:: Source information ::

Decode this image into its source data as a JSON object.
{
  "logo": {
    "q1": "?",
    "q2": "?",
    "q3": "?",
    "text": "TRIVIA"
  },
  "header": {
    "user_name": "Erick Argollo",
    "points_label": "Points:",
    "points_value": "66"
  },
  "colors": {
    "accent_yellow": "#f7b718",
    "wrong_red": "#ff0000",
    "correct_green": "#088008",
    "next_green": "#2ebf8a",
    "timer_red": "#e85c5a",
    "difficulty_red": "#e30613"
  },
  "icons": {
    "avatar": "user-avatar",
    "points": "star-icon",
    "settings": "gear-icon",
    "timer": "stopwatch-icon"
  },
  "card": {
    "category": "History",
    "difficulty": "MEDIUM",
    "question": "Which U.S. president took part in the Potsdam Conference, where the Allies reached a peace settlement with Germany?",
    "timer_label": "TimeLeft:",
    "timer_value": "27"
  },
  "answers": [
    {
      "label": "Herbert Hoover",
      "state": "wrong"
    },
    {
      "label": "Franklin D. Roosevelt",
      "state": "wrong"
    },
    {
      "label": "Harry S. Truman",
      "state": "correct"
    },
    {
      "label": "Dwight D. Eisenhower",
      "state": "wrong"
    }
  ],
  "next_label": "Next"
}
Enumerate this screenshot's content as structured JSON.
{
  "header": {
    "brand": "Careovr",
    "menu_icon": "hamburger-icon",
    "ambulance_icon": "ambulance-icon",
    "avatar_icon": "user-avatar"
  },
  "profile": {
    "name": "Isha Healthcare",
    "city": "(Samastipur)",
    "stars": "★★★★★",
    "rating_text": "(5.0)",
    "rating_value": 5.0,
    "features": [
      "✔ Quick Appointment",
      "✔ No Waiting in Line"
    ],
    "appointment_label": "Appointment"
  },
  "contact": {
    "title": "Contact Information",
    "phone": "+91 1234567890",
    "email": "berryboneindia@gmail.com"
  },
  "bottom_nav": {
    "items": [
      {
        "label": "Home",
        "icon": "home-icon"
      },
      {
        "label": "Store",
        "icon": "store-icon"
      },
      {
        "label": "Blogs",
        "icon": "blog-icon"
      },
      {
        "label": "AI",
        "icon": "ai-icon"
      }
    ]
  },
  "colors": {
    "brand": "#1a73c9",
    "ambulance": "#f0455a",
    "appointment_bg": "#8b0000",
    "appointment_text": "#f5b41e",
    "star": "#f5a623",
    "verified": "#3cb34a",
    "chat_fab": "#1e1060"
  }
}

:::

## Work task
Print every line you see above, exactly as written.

## Your solution
Decode this image into its source data as a JSON object.
{
  "logo": {
    "q1": "?",
    "q2": "?",
    "q3": "?",
    "text": "TRIVIA"
  },
  "header": {
    "user_name": "Erick Argollo",
    "points_label": "Points:",
    "points_value": "66"
  },
  "colors": {
    "accent_yellow": "#f7b718",
    "wrong_red": "#ff0000",
    "correct_green": "#088008",
    "next_green": "#2ebf8a",
    "timer_red": "#e85c5a",
    "difficulty_red": "#e30613"
  },
  "icons": {
    "avatar": "user-avatar",
    "points": "star-icon",
    "settings": "gear-icon",
    "timer": "stopwatch-icon"
  },
  "card": {
    "category": "History",
    "difficulty": "MEDIUM",
    "question": "Which U.S. president took part in the Potsdam Conference, where the Allies reached a peace settlement with Germany?",
    "timer_label": "TimeLeft:",
    "timer_value": "27"
  },
  "answers": [
    {
      "label": "Herbert Hoover",
      "state": "wrong"
    },
    {
      "label": "Franklin D. Roosevelt",
      "state": "wrong"
    },
    {
      "label": "Harry S. Truman",
      "state": "correct"
    },
    {
      "label": "Dwight D. Eisenhower",
      "state": "wrong"
    }
  ],
  "next_label": "Next"
}
Enumerate this screenshot's content as structured JSON.
{
  "header": {
    "brand": "Careovr",
    "menu_icon": "hamburger-icon",
    "ambulance_icon": "ambulance-icon",
    "avatar_icon": "user-avatar"
  },
  "profile": {
    "name": "Isha Healthcare",
    "city": "(Samastipur)",
    "stars": "★★★★★",
    "rating_text": "(5.0)",
    "rating_value": 5.0,
    "features": [
      "✔ Quick Appointment",
      "✔ No Waiting in Line"
    ],
    "appointment_label": "Appointment"
  },
  "contact": {
    "title": "Contact Information",
    "phone": "+91 1234567890",
    "email": "berryboneindia@gmail.com"
  },
  "bottom_nav": {
    "items": [
      {
        "label": "Home",
        "icon": "home-icon"
      },
      {
        "label": "Store",
        "icon": "store-icon"
      },
      {
        "label": "Blogs",
        "icon": "blog-icon"
      },
      {
        "label": "AI",
        "icon": "ai-icon"
      }
    ]
  },
  "colors": {
    "brand": "#1a73c9",
    "ambulance": "#f0455a",
    "appointment_bg": "#8b0000",
    "appointment_text": "#f5b41e",
    "star": "#f5a623",
    "verified": "#3cb34a",
    "chat_fab": "#1e1060"
  }
}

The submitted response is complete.